21 Environment Agency (FCC0007) para 5.1

22 For example: Q62 [Julian Whittle]; Essex County Council (FCC0028) para 4.1; and Cornwall Council (FCC0021) p 2

23 Coastal Partnership East (FCC0010), para 2.4.1

24 National Farmers Union (NFU) (FCC0019) para 7

27 East Riding of Yorkshire Council (FCC0014) para 6.1

28 East Riding of Yorkshire Council (FCC0014), para 6.2

29 The Local Government Association Coastal Special Interest Group (FCC0022) paras 1.5 – 1.6

30 The Local Government Association Coastal Special Interest Group (FCC0022), para 1.6

31 Coastal Partnership East (FCC0010) para 2.3.2

32 DEFRA, Coastal Change Pathfinder Review Final Report (January 2012) para 1

33 Coastal Partnership East (FCC0010) para 2.2.4

34 Coastal Partnership East (FCC0010) para 2.2.4; DEFRA, Coastal Change Pathfinder Review Final Report (January 2012) para 3; the Committee learnt about how coastal erosion had affected Happisburgh during its visit to North Norfolk.

35 Coastal Partnership East (FCC0010) para 2.2.4

36 The Committee learnt about how and why the caravan site at Happisburgh had been relocated during its visit to North Norfolk.
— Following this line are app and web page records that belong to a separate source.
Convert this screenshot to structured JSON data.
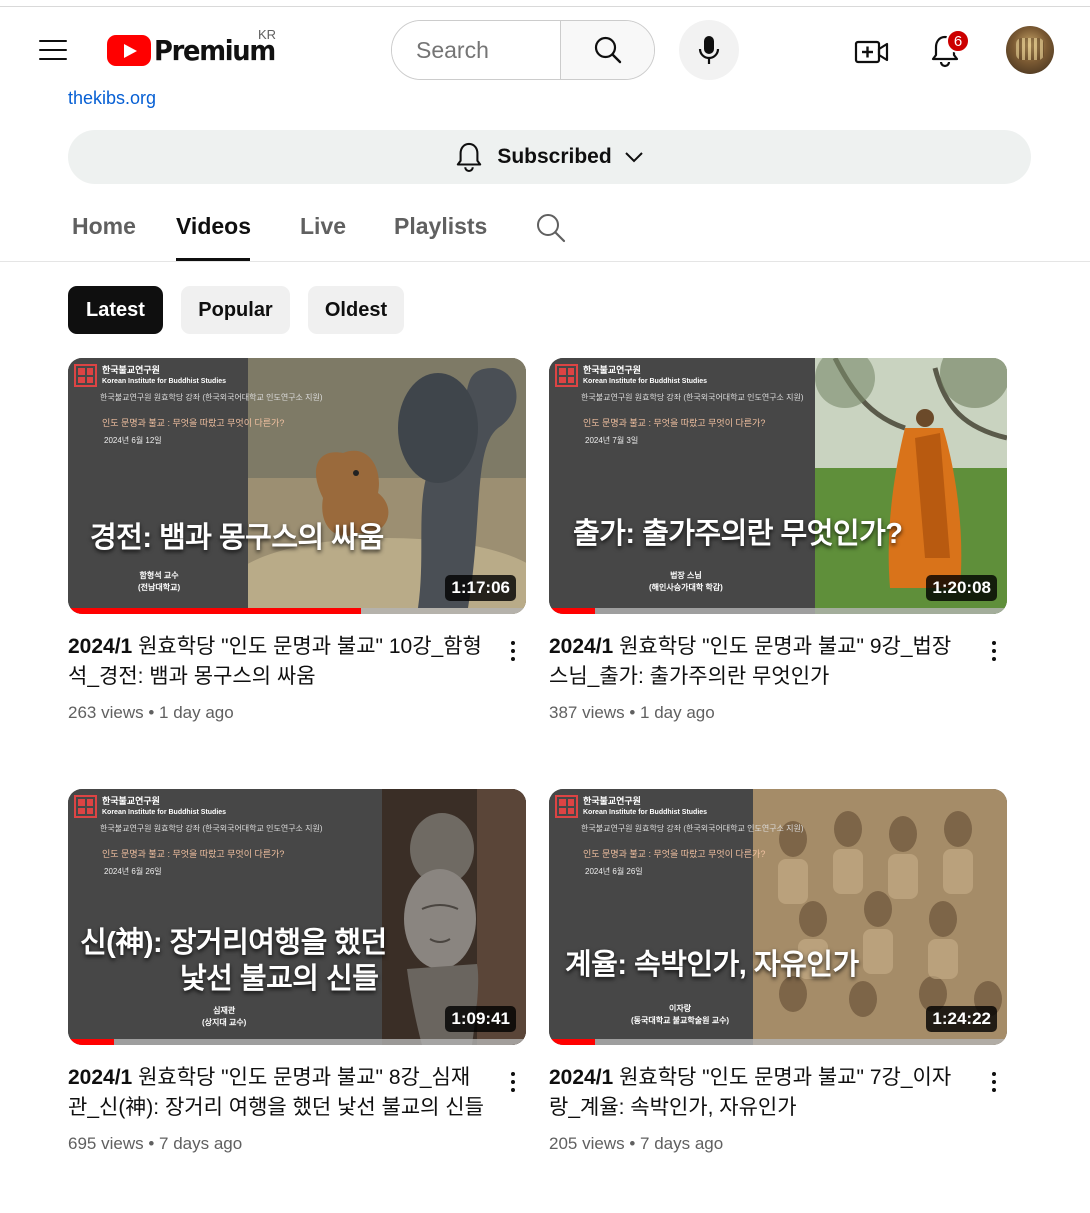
{
  "header": {
    "logo_text": "Premium",
    "country_code": "KR",
    "search_placeholder": "Search",
    "notification_count": "6"
  },
  "channel": {
    "link_text": "thekibs.org",
    "subscribe_label": "Subscribed"
  },
  "tabs": [
    {
      "label": "Home",
      "active": false
    },
    {
      "label": "Videos",
      "active": true
    },
    {
      "label": "Live",
      "active": false
    },
    {
      "label": "Playlists",
      "active": false
    }
  ],
  "chips": [
    {
      "label": "Latest",
      "active": true
    },
    {
      "label": "Popular",
      "active": false
    },
    {
      "label": "Oldest",
      "active": false
    }
  ],
  "colors": {
    "brand_red": "#ff0000",
    "link_blue": "#065fd4",
    "badge_red": "#cc0000"
  },
  "videos": [
    {
      "title_bold": "2024/1",
      "title_rest": " 원효학당 \"인도 문명과 불교\" 10강_함형석_경전: 뱀과 몽구스의 싸움",
      "views": "263 views",
      "age": "1 day ago",
      "duration": "1:17:06",
      "watched_fraction": 0.64,
      "thumb": {
        "org": "한국불교연구원",
        "org_en": "Korean Institute for Buddhist Studies",
        "sub": "한국불교연구원 원효학당 강좌 (한국외국어대학교 인도연구소 지원)",
        "series": "인도 문명과 불교 : 무엇을 따랐고 무엇이 다른가?",
        "date": "2024년 6월 12일",
        "title": "경전: 뱀과 몽구스의 싸움",
        "presenter_1": "함형석 교수",
        "presenter_2": "(전남대학교)"
      }
    },
    {
      "title_bold": "2024/1",
      "title_rest": " 원효학당 \"인도 문명과 불교\" 9강_법장스님_출가: 출가주의란 무엇인가",
      "views": "387 views",
      "age": "1 day ago",
      "duration": "1:20:08",
      "watched_fraction": 0.1,
      "thumb": {
        "org": "한국불교연구원",
        "org_en": "Korean Institute for Buddhist Studies",
        "sub": "한국불교연구원 원효학당 강좌 (한국외국어대학교 인도연구소 지원)",
        "series": "인도 문명과 불교 : 무엇을 따랐고 무엇이 다른가?",
        "date": "2024년 7월 3일",
        "title": "출가: 출가주의란 무엇인가?",
        "presenter_1": "법장 스님",
        "presenter_2": "(해인사승가대학 학감)"
      }
    },
    {
      "title_bold": "2024/1",
      "title_rest": " 원효학당 \"인도 문명과 불교\" 8강_심재관_신(神): 장거리 여행을 했던 낯선 불교의 신들",
      "views": "695 views",
      "age": "7 days ago",
      "duration": "1:09:41",
      "watched_fraction": 0.1,
      "thumb": {
        "org": "한국불교연구원",
        "org_en": "Korean Institute for Buddhist Studies",
        "sub": "한국불교연구원 원효학당 강좌 (한국외국어대학교 인도연구소 지원)",
        "series": "인도 문명과 불교 : 무엇을 따랐고 무엇이 다른가?",
        "date": "2024년 6월 26일",
        "title": "신(神): 장거리여행을 했던",
        "title_line2": "낯선 불교의 신들",
        "presenter_1": "심재관",
        "presenter_2": "(상지대 교수)"
      }
    },
    {
      "title_bold": "2024/1",
      "title_rest": " 원효학당 \"인도 문명과 불교\" 7강_이자랑_계율: 속박인가, 자유인가",
      "views": "205 views",
      "age": "7 days ago",
      "duration": "1:24:22",
      "watched_fraction": 0.1,
      "thumb": {
        "org": "한국불교연구원",
        "org_en": "Korean Institute for Buddhist Studies",
        "sub": "한국불교연구원 원효학당 강좌 (한국외국어대학교 인도연구소 지원)",
        "series": "인도 문명과 불교 : 무엇을 따랐고 무엇이 다른가?",
        "date": "2024년 6월 26일",
        "title": "계율: 속박인가, 자유인가",
        "presenter_1": "이자랑",
        "presenter_2": "(동국대학교 불교학술원 교수)"
      }
    }
  ]
}
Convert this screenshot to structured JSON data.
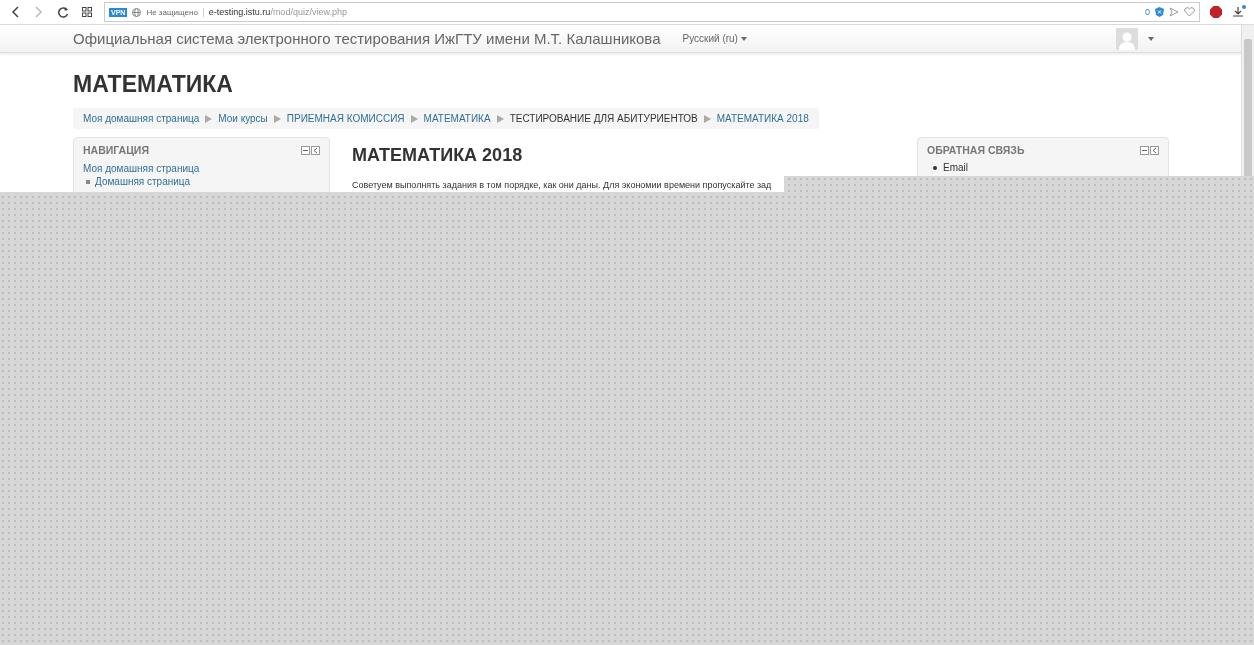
{
  "browser": {
    "vpn": "VPN",
    "security": "Не защищено",
    "url_host": "e-testing.istu.ru",
    "url_path": "/mod/quiz/view.php",
    "counter": "0"
  },
  "navbar": {
    "site_title": "Официальная система электронного тестирования ИжГТУ имени М.Т. Калашникова",
    "language": "Русский (ru)"
  },
  "page_title": "МАТЕМАТИКА",
  "breadcrumb": [
    {
      "label": "Моя домашняя страница",
      "link": true
    },
    {
      "label": "Мои курсы",
      "link": true
    },
    {
      "label": "ПРИЕМНАЯ КОМИССИЯ",
      "link": true
    },
    {
      "label": "МАТЕМАТИКА",
      "link": true
    },
    {
      "label": "ТЕСТИРОВАНИЕ ДЛЯ АБИТУРИЕНТОВ",
      "link": false
    },
    {
      "label": "МАТЕМАТИКА 2018",
      "link": true
    }
  ],
  "navigation": {
    "title": "НАВИГАЦИЯ",
    "items": [
      {
        "label": "Моя домашняя страница",
        "children": [
          {
            "label": "Домашняя страница"
          }
        ]
      }
    ]
  },
  "quiz": {
    "title": "МАТЕМАТИКА 2018",
    "intro": "Советуем выполнять задания в том порядке, как они даны. Для экономии времени пропускайте зад"
  },
  "feedback": {
    "title": "ОБРАТНАЯ СВЯЗЬ",
    "items": [
      "Email"
    ]
  }
}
37 Coastal Partnership East (FCC0010) para 2.2.4; Coastal Partnership (FCC0036) para 17

38 Coastal Partnership East (FCC0010) para 2.2.4

40 East Anglia Coastal Group, Kelling to Lowestoft Ness Shoreline Management Plan, Appendix B (i): Stakeholder Engagement Addendum page B3

44 Open University/ AHRC Research Project (FCC0015) para 14

46 Cornwall Council (FCC0021) page 3

47 University of Southampton (FCC0020) para 24

48 Q96 [Karen Thomas]




Published: 1 November 2019